I have CFS/ME, FM, RA and I was just diagnosed with lung disease possibly caused by drug toxicity. I have been vaping for about a year, but now need to switch to tincture due to lung disease. My primary symptom I need to treat is chronic insomnia. What strains are best for insomnia and how will I use tinctures to help me sleep?
I will be viewing the sensitization program as I am needing to vape too much and it’s not working anymore.
Kim T. Age 53
Dr. Sulak’s Answer
I’m sorry to hear about your new lung issues on top of everything else you have going on with your health, but I’m glad that you’re ready to start using cannabis more effectively and to prioritize sleep. When a person gets regular, restorative sleep, and enough of it, everything heals better.
Cannabis can be very helpful with sleep problems, and most patients have the best results when taking it by mouth. Be sure to explore my program on switching from inhalation to tincture – it will guide you through the transition step by step. Oral cannabis can also help the lungs by decreasing inflammation and dilating the small airways.
I’ve seen cannabis work for sleep in patients who have failed every prescription and over-the-counter sleeping aid available. When cannabis works for sleep, it usually does so primarily by addressing the underlying problem that was preventing sleep in the first place, such as pain, anxiety, spasticity, digestive issues, etc. By finding the right strain, one that’s sedating and not stimulating, you can combine that relief with relaxation and a sleepy, floating feeling that will hopefully carry you off into a peaceful slumber.
I recommend patients avoid strains with CBD for bedtime, because it can be awakening at low doses.
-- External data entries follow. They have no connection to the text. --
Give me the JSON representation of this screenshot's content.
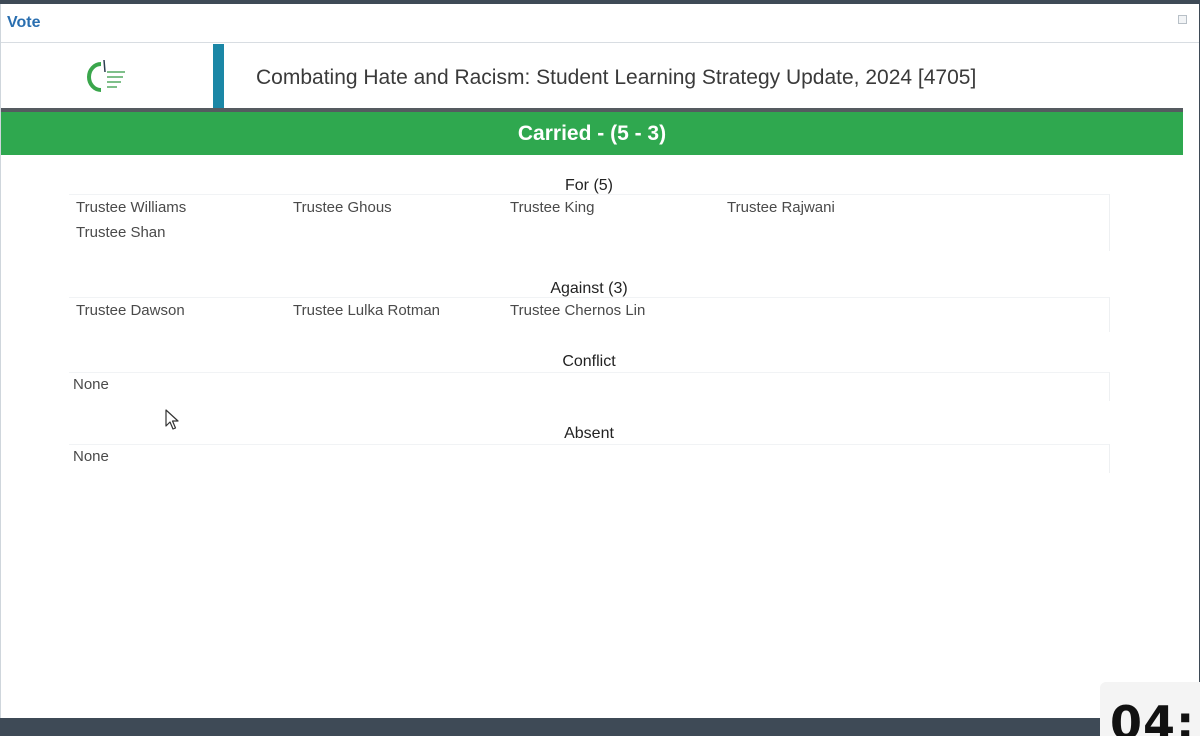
{
  "window": {
    "title": "Vote"
  },
  "header": {
    "logo": "school-board-logo",
    "meeting_title": "Combating Hate and Racism: Student Learning Strategy Update, 2024 [4705]"
  },
  "result": {
    "label": "Carried - (5 - 3)"
  },
  "sections": {
    "for": {
      "heading": "For (5)",
      "names": [
        "Trustee Williams",
        "Trustee Ghous",
        "Trustee King",
        "Trustee Rajwani",
        "Trustee Shan"
      ]
    },
    "against": {
      "heading": "Against (3)",
      "names": [
        "Trustee Dawson",
        "Trustee Lulka Rotman",
        "Trustee Chernos Lin"
      ]
    },
    "conflict": {
      "heading": "Conflict",
      "none_label": "None"
    },
    "absent": {
      "heading": "Absent",
      "none_label": "None"
    }
  },
  "overlay": {
    "clock_text": "04:"
  },
  "colors": {
    "result_green": "#2fa84f",
    "accent_teal": "#1b87a6",
    "title_blue": "#2a6fb0"
  }
}
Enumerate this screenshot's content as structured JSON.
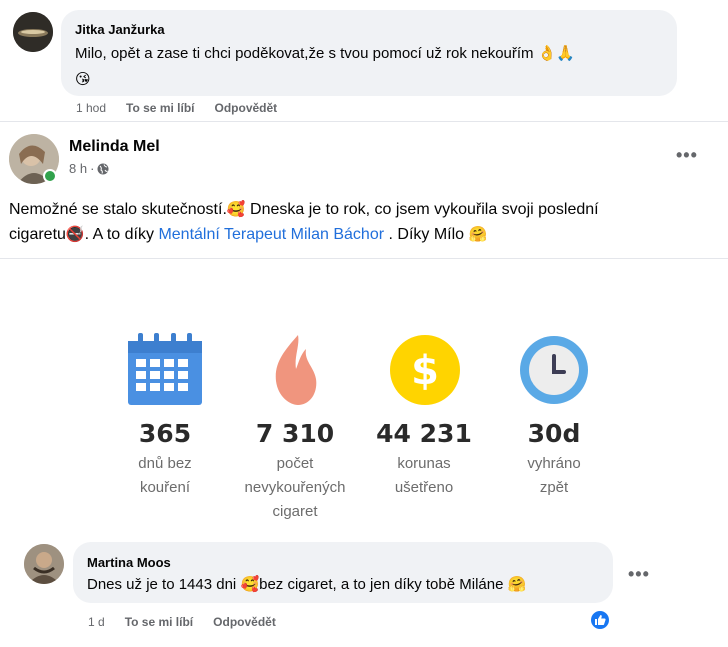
{
  "comment1": {
    "author": "Jitka Janžurka",
    "text": "Milo, opět a zase ti chci poděkovat,že s tvou pomocí už rok nekouřím",
    "emojis_inline": "👌🙏",
    "emoji_line2": "😘",
    "time": "1 hod",
    "like": "To se mi líbí",
    "reply": "Odpovědět"
  },
  "post": {
    "author": "Melinda Mel",
    "time": "8 h",
    "text_part1": "Nemožné se stalo skutečností.",
    "emoji1": "🥰",
    "text_part2": " Dneska je to rok, co jsem vykouřila svoji poslední",
    "text_part3": "cigaretu",
    "emoji2": "🚭",
    "text_part4": ". A to díky ",
    "link": "Mentální Terapeut Milan Báchor",
    "text_part5": " . Díky Mílo ",
    "emoji3": "🤗"
  },
  "stats": [
    {
      "value": "365",
      "label_lines": [
        "dnů bez",
        "kouření"
      ],
      "icon": "calendar-icon"
    },
    {
      "value": "7 310",
      "label_lines": [
        "počet",
        "nevykouřených",
        "cigaret"
      ],
      "icon": "flame-icon"
    },
    {
      "value": "44 231",
      "label_lines": [
        "korunas",
        "ušetřeno"
      ],
      "icon": "dollar-coin-icon"
    },
    {
      "value": "30d",
      "label_lines": [
        "vyhráno",
        "zpět"
      ],
      "icon": "clock-icon"
    }
  ],
  "comment2": {
    "author": "Martina Moos",
    "text": "Dnes už je to 1443 dni ",
    "emoji1": "🥰",
    "text2": "bez cigaret, a to jen díky tobě Miláne ",
    "emoji2": "🤗",
    "time": "1 d",
    "like": "To se mi líbí",
    "reply": "Odpovědět"
  },
  "colors": {
    "link": "#216fdb",
    "like_badge": "#1877f2",
    "online": "#31a24c",
    "calendar": "#4a90e2",
    "flame": "#f0957e",
    "coin": "#ffd400",
    "clock": "#5aa9e6"
  }
}
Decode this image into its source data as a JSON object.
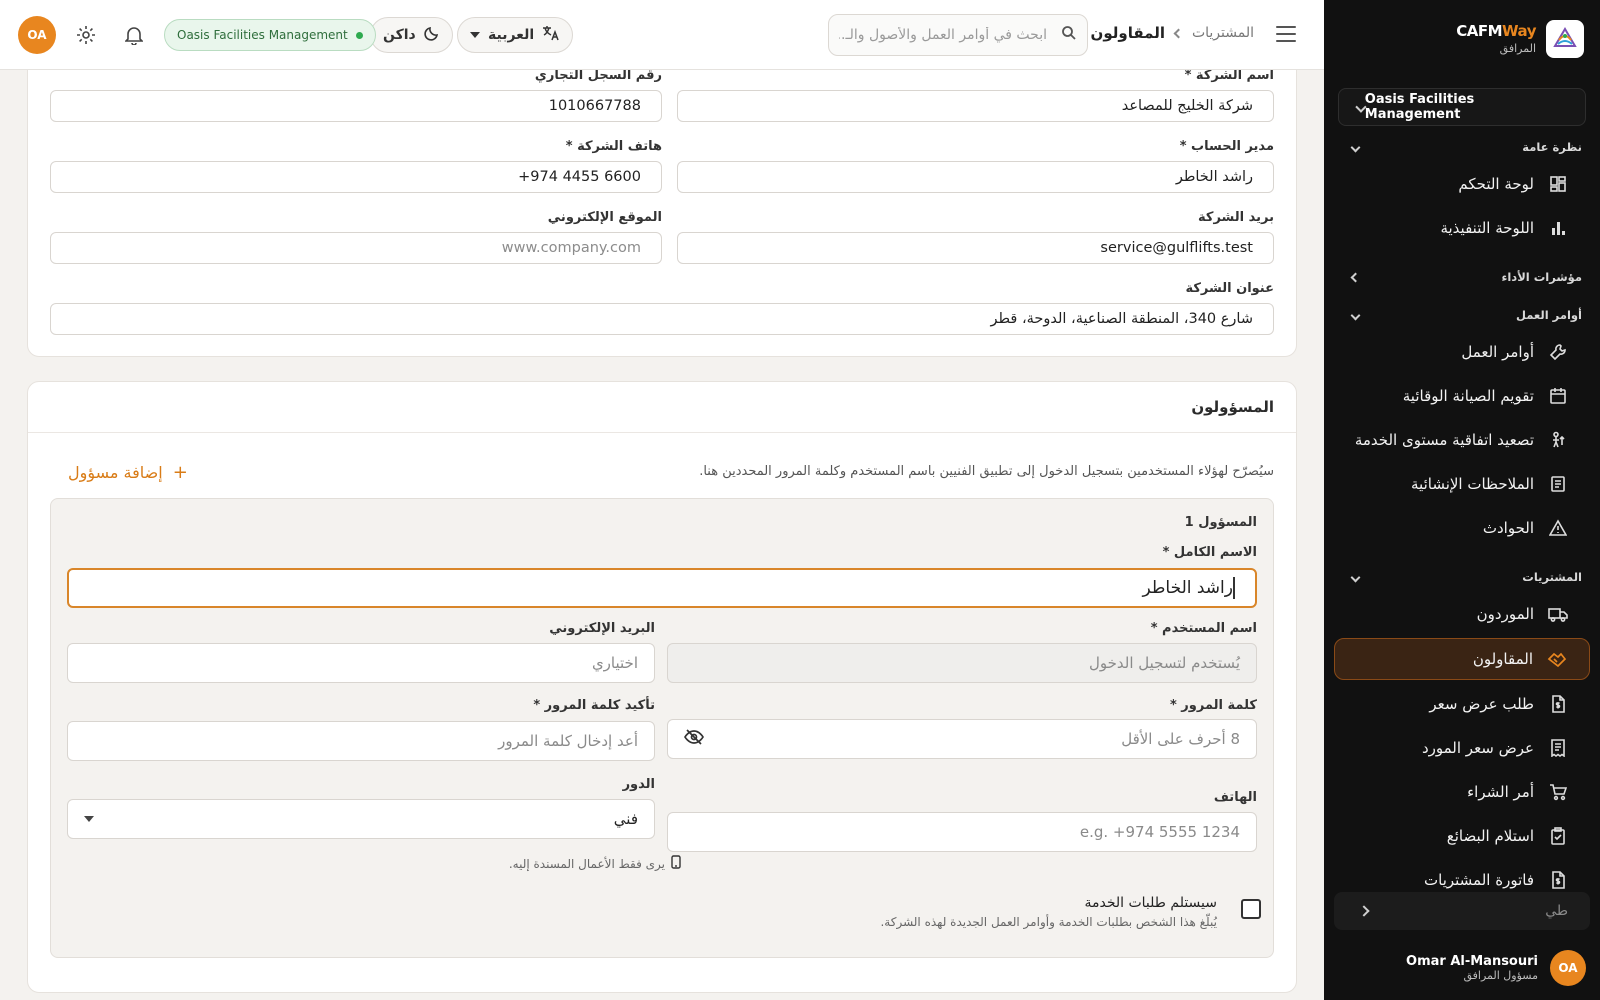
{
  "brand": {
    "name_main": "CAFM",
    "name_accent": "Way",
    "subtitle": "المرافق",
    "accent_color": "#e8861f"
  },
  "sidebar": {
    "org_selector": "Oasis Facilities Management",
    "sections": {
      "overview": "نظرة عامة",
      "kpis": "مؤشرات الأداء",
      "work_orders": "أوامر العمل",
      "procurement": "المشتريات"
    },
    "items": {
      "dashboard": "لوحة التحكم",
      "executive": "اللوحة التنفيذية",
      "work_orders": "أوامر العمل",
      "pm_calendar": "تقويم الصيانة الوقائية",
      "sla_escalation": "تصعيد اتفاقية مستوى الخدمة",
      "snags": "الملاحظات الإنشائية",
      "incidents": "الحوادث",
      "suppliers": "الموردون",
      "contractors": "المقاولون",
      "rfq": "طلب عرض سعر",
      "supplier_quote": "عرض سعر المورد",
      "purchase_order": "أمر الشراء",
      "goods_receipt": "استلام البضائع",
      "procurement_invoice": "فاتورة المشتريات"
    },
    "collapse_label": "طي",
    "user": {
      "initials": "OA",
      "name": "Omar Al-Mansouri",
      "role": "مسؤول المرافق"
    }
  },
  "topbar": {
    "breadcrumb_parent": "المشتريات",
    "breadcrumb_current": "المقاولون",
    "search_placeholder": "ابحث في أوامر العمل والأصول والـ...",
    "language": "العربية",
    "theme": "داكن",
    "org_badge": "Oasis Facilities Management",
    "avatar_initials": "OA"
  },
  "company": {
    "name_label": "اسم الشركة *",
    "name_value": "شركة الخليج للمصاعد",
    "cr_label": "رقم السجل التجاري",
    "cr_value": "1010667788",
    "manager_label": "مدير الحساب *",
    "manager_value": "راشد الخاطر",
    "phone_label": "هاتف الشركة *",
    "phone_value": "+974 4455 6600",
    "email_label": "بريد الشركة",
    "email_value": "service@gulflifts.test",
    "website_label": "الموقع الإلكتروني",
    "website_placeholder": "www.company.com",
    "address_label": "عنوان الشركة",
    "address_value": "شارع 340، المنطقة الصناعية، الدوحة، قطر"
  },
  "responsibles": {
    "title": "المسؤولون",
    "hint": "سيُصرّح لهؤلاء المستخدمين بتسجيل الدخول إلى تطبيق الفنيين باسم المستخدم وكلمة المرور المحددين هنا.",
    "add_button": "إضافة مسؤول",
    "entry": {
      "heading": "المسؤول 1",
      "fullname_label": "الاسم الكامل *",
      "fullname_value": "راشد الخاطر",
      "username_label": "اسم المستخدم *",
      "username_placeholder": "يُستخدم لتسجيل الدخول",
      "email_label": "البريد الإلكتروني",
      "email_placeholder": "اختياري",
      "password_label": "كلمة المرور *",
      "password_placeholder": "8 أحرف على الأقل",
      "confirm_label": "تأكيد كلمة المرور *",
      "confirm_placeholder": "أعد إدخال كلمة المرور",
      "phone_label": "الهاتف",
      "phone_placeholder": "e.g. +974 5555 1234",
      "role_label": "الدور",
      "role_value": "فني",
      "role_note": "يرى فقط الأعمال المسندة إليه.",
      "notify_title": "سيستلم طلبات الخدمة",
      "notify_sub": "يُبلّغ هذا الشخص بطلبات الخدمة وأوامر العمل الجديدة لهذه الشركة.",
      "notify_checked": false
    }
  }
}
Among the THC-dominant strains, those called “indica” are usually the more relaxing and sedating. I’m often hesitant to recommend specific strains, because the names and the actual product are often inconsistent from one producer to the next, but I hear patients reporting they sleep well with the Kush strains, Cheese and Blue Cheese, Blueberry, Mother of Berry, and some of the purple strains. Strains that smell like lavender or fruit often have higher levels of the terpenes linalool and myrcene, both of which enhance the sedating effects of the THC.
Some patients have found that converting some of the THC into cannabinol (CBN) can make a sleep formula work even better. This can be done by allowing the dried flowers to sit in the sun or under grow lights for a week or two – the UV light is responsible for the conversion.
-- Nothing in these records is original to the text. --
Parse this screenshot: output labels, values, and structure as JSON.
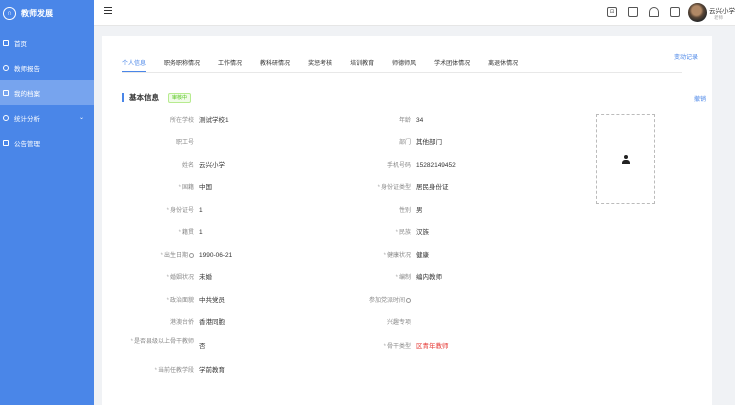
{
  "app": {
    "title": "教师发展",
    "logo_glyph": "∩"
  },
  "sidebar": {
    "items": [
      {
        "label": "首页",
        "icon": "home-icon"
      },
      {
        "label": "教师报告",
        "icon": "report-icon"
      },
      {
        "label": "我的档案",
        "icon": "archive-icon",
        "active": true
      },
      {
        "label": "统计分析",
        "icon": "chart-icon",
        "expandable": true
      },
      {
        "label": "公告管理",
        "icon": "notice-icon"
      }
    ]
  },
  "header": {
    "user": {
      "name": "云兴小学",
      "role": "老师"
    },
    "icons": [
      "fullscreen-icon",
      "shirt-icon",
      "bell-icon",
      "card-icon"
    ]
  },
  "tabs": [
    "个人信息",
    "职务职称情况",
    "工作情况",
    "教科研情况",
    "奖惩考核",
    "培训教育",
    "师德师风",
    "学术团体情况",
    "离退休情况"
  ],
  "links": {
    "change_record": "变动记录",
    "cancel": "撤销"
  },
  "section": {
    "title": "基本信息",
    "status": "审核中"
  },
  "fields": {
    "left": [
      {
        "label": "所在学校",
        "value": "测试学校1"
      },
      {
        "label": "职工号",
        "value": ""
      },
      {
        "label": "姓名",
        "value": "云兴小学"
      },
      {
        "label": "国籍",
        "value": "中国",
        "required": true
      },
      {
        "label": "身份证号",
        "value": "1",
        "required": true
      },
      {
        "label": "籍贯",
        "value": "1",
        "required": true
      },
      {
        "label": "出生日期",
        "value": "1990-06-21",
        "required": true,
        "info": true
      },
      {
        "label": "婚姻状况",
        "value": "未婚",
        "required": true
      },
      {
        "label": "政治面貌",
        "value": "中共党员",
        "required": true
      },
      {
        "label": "港澳台侨",
        "value": "香港同胞"
      },
      {
        "label": "是否县级以上骨干教师",
        "value": "否",
        "required": true
      },
      {
        "label": "当前任教学段",
        "value": "学前教育",
        "required": true
      }
    ],
    "right": [
      {
        "label": "年龄",
        "value": "34"
      },
      {
        "label": "部门",
        "value": "其他部门"
      },
      {
        "label": "手机号码",
        "value": "15282149452"
      },
      {
        "label": "身份证类型",
        "value": "居民身份证",
        "required": true
      },
      {
        "label": "性别",
        "value": "男"
      },
      {
        "label": "民族",
        "value": "汉族",
        "required": true
      },
      {
        "label": "健康状况",
        "value": "健康",
        "required": true
      },
      {
        "label": "编制",
        "value": "编内教师",
        "required": true
      },
      {
        "label": "参加党派时间",
        "value": "",
        "info": true
      },
      {
        "label": "兴趣专项",
        "value": ""
      },
      {
        "label": "骨干类型",
        "value": "区青年教师",
        "required": true,
        "red": true
      }
    ]
  },
  "colors": {
    "primary": "#4a86e8",
    "status_green": "#52c41a",
    "value_red": "#e53935"
  }
}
For a starting dosage, I usually recommend adults begin at approximately 5mg total cannabinoids 1-2 hours before bedtime. Gradually increase the dose each night until you wake feeling rested. Many patients do well with 5-20mg. By using a tincture, you can find the optimal dose by adjusting the number of drops you take. Capsules, oils, and edible products can also work well for sleep.